── Recorded information ──

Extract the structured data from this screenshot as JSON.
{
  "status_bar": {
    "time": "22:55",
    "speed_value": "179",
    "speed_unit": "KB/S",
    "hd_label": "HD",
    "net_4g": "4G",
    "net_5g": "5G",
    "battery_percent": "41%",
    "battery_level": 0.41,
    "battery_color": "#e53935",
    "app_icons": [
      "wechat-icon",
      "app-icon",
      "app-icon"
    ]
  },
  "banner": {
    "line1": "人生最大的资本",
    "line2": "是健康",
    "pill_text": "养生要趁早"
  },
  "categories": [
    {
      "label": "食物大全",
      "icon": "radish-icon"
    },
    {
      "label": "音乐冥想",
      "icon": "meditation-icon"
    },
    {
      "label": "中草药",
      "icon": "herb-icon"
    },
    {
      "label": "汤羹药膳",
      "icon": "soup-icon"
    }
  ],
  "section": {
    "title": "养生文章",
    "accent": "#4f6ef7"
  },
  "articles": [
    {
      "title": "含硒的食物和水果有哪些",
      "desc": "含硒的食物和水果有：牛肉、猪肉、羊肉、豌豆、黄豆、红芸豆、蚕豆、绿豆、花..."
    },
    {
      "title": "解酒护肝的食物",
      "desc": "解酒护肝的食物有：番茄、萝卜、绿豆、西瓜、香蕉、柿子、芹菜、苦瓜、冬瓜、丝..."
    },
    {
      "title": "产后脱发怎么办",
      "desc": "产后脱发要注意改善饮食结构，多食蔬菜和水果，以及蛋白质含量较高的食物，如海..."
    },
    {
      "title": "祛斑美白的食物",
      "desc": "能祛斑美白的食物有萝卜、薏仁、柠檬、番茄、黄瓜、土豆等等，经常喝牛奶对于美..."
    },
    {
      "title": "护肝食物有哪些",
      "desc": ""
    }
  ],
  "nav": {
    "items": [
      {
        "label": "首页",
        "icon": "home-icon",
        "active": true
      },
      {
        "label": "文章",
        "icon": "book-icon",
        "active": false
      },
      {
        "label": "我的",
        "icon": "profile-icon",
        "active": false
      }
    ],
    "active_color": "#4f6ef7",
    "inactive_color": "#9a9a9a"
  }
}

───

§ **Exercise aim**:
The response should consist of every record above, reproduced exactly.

§ **Result of this task**:
Extract the structured data from this screenshot as JSON.
{
  "status_bar": {
    "time": "22:55",
    "speed_value": "179",
    "speed_unit": "KB/S",
    "hd_label": "HD",
    "net_4g": "4G",
    "net_5g": "5G",
    "battery_percent": "41%",
    "battery_level": 0.41,
    "battery_color": "#e53935",
    "app_icons": [
      "wechat-icon",
      "app-icon",
      "app-icon"
    ]
  },
  "banner": {
    "line1": "人生最大的资本",
    "line2": "是健康",
    "pill_text": "养生要趁早"
  },
  "categories": [
    {
      "label": "食物大全",
      "icon": "radish-icon"
    },
    {
      "label": "音乐冥想",
      "icon": "meditation-icon"
    },
    {
      "label": "中草药",
      "icon": "herb-icon"
    },
    {
      "label": "汤羹药膳",
      "icon": "soup-icon"
    }
  ],
  "section": {
    "title": "养生文章",
    "accent": "#4f6ef7"
  },
  "articles": [
    {
      "title": "含硒的食物和水果有哪些",
      "desc": "含硒的食物和水果有：牛肉、猪肉、羊肉、豌豆、黄豆、红芸豆、蚕豆、绿豆、花..."
    },
    {
      "title": "解酒护肝的食物",
      "desc": "解酒护肝的食物有：番茄、萝卜、绿豆、西瓜、香蕉、柿子、芹菜、苦瓜、冬瓜、丝..."
    },
    {
      "title": "产后脱发怎么办",
      "desc": "产后脱发要注意改善饮食结构，多食蔬菜和水果，以及蛋白质含量较高的食物，如海..."
    },
    {
      "title": "祛斑美白的食物",
      "desc": "能祛斑美白的食物有萝卜、薏仁、柠檬、番茄、黄瓜、土豆等等，经常喝牛奶对于美..."
    },
    {
      "title": "护肝食物有哪些",
      "desc": ""
    }
  ],
  "nav": {
    "items": [
      {
        "label": "首页",
        "icon": "home-icon",
        "active": true
      },
      {
        "label": "文章",
        "icon": "book-icon",
        "active": false
      },
      {
        "label": "我的",
        "icon": "profile-icon",
        "active": false
      }
    ],
    "active_color": "#4f6ef7",
    "inactive_color": "#9a9a9a"
  }
}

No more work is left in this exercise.